As Christ-followers we must be especially careful in how our leadership and influence is represented. In fact, we should think not only through the lens of how we are being represented but, more importantly, who we are representing. Fair or not people see Christ reflected most often in either or best or our worst moments. When we shine, we have the opportunity to shine for Him. When we don’t shine, especially in our behaviors and attitudes, we risk doing damage to the witness of Christ. Although James, in his letter to Christians of the early church, was not necessarily writing leadership curriculum his advice here on relationships is central to how we should look to lead and influence others. As James 1:19 shares:

Understand this, my dear brothers and sisters! Let every person be quick to listen, slow to speak, slow to anger. (NET)

Using this as our guardrails we have the chance to both succeed in our leadership of others and represent Christ well. Let’s look at these individually:

Be Quick to Listen. The biggest temptation I have seen in new leaders is the feeling that they have to prove themselves. They look to do so by over-managing and making decisions in a vacuum. They may be concerned that if they ask for input it will show a weakness or cause someone on the team to lose confidence in them. A leader should work off the assumption that they now inform the work of the respective team members, they don’t own it. People are hired because they are competent in their roles. The team leader should look to build their team members’ individual competencies in those roles. Mistakes will be made but the beauty of empowering with clear expectations is the team member learns from the mistake and, in the end, produces stronger work as a result. Be quick to listen to the team and their thoughts on both how the work should be done and what they are currently thinking about the state of team culture.
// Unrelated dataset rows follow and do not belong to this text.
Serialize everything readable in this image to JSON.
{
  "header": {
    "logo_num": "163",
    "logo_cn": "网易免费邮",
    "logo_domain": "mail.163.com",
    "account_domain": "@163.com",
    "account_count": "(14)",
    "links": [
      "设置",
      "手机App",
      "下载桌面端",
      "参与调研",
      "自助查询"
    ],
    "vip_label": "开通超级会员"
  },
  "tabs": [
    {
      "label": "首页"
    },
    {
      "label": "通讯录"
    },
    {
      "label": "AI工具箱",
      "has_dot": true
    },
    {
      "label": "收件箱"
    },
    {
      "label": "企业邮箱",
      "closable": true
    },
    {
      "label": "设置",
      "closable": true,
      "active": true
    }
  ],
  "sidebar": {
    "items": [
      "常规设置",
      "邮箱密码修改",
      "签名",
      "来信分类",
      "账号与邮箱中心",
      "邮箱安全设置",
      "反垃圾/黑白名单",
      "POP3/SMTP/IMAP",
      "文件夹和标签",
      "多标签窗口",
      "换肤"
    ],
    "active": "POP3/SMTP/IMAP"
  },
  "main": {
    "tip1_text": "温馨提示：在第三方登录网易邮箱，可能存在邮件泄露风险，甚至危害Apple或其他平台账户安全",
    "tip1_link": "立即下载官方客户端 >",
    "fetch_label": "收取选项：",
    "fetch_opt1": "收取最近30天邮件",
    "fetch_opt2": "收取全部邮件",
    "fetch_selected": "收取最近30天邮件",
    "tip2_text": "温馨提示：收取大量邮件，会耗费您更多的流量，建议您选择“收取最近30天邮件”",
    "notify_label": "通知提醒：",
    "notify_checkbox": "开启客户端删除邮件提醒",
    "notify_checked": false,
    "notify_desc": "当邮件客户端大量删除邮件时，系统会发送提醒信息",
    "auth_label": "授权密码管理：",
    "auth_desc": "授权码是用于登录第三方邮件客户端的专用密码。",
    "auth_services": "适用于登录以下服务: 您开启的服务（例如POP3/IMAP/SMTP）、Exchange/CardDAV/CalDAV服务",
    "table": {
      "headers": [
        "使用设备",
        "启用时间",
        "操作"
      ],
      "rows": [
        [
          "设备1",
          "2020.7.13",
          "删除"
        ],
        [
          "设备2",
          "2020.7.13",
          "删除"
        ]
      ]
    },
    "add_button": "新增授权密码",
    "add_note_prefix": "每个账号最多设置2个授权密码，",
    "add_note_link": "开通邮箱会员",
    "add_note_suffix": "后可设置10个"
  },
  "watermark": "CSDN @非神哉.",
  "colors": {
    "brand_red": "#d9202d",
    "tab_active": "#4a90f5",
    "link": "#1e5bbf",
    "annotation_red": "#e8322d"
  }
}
Be Slow to Speak. Along the same vein too often a team leader will look to insert their will before allowing proper discussion. Remember, the leader’s job is not to have the answers, it is to get to the best answer. This is most often going to be carried out by hearing where the team member’s take the discussions. What cues might a leader pick up by not speaking too soon into the discussion? By waiting to speak an opinion they can really see how the team articulates the mission and values of the work. More than trying to insert a spoken solution the leader can carefully guide the discussion in a way that the most important aspects of mission, values, culture, and strategy are all accounted for. As the leader does this, they will find the team is generally able to land on a good decision.

Be Slow to Anger. Every leader, above all, should be seeking to develop their team member’s competencies. As Liz Wiseman, in her excellent book Multipliers, every leader’s aim should be just that; to multiply their influence through empowering their team. The quickest way to shut down input from a team is to display anger, frustration, or a sense of mild irritation to them. This can manifest itself in encountering a major setback or simply in how one responds to questions. Many workers, who are dedicating themselves to bring their best, will be question-askers. While it sometimes is easy for a leader to feel like their authority or decisions are being questioned, they must remember that questions are an opportunity to show clarity around the goals. A team member will produce a better outcome when they clearly understand what is desired and taking the time to patiently answer questions will help pave the way to the best solutions that team member might bring.

While certainly not a comprehensive list of ways to succeed as a leader all followers of Christ should look to use this as a measuring stick. Exhibiting the qualities of a patient, open-minded listener increases the avenues of communication and will position any leaders to grow their ability to influence among their teams.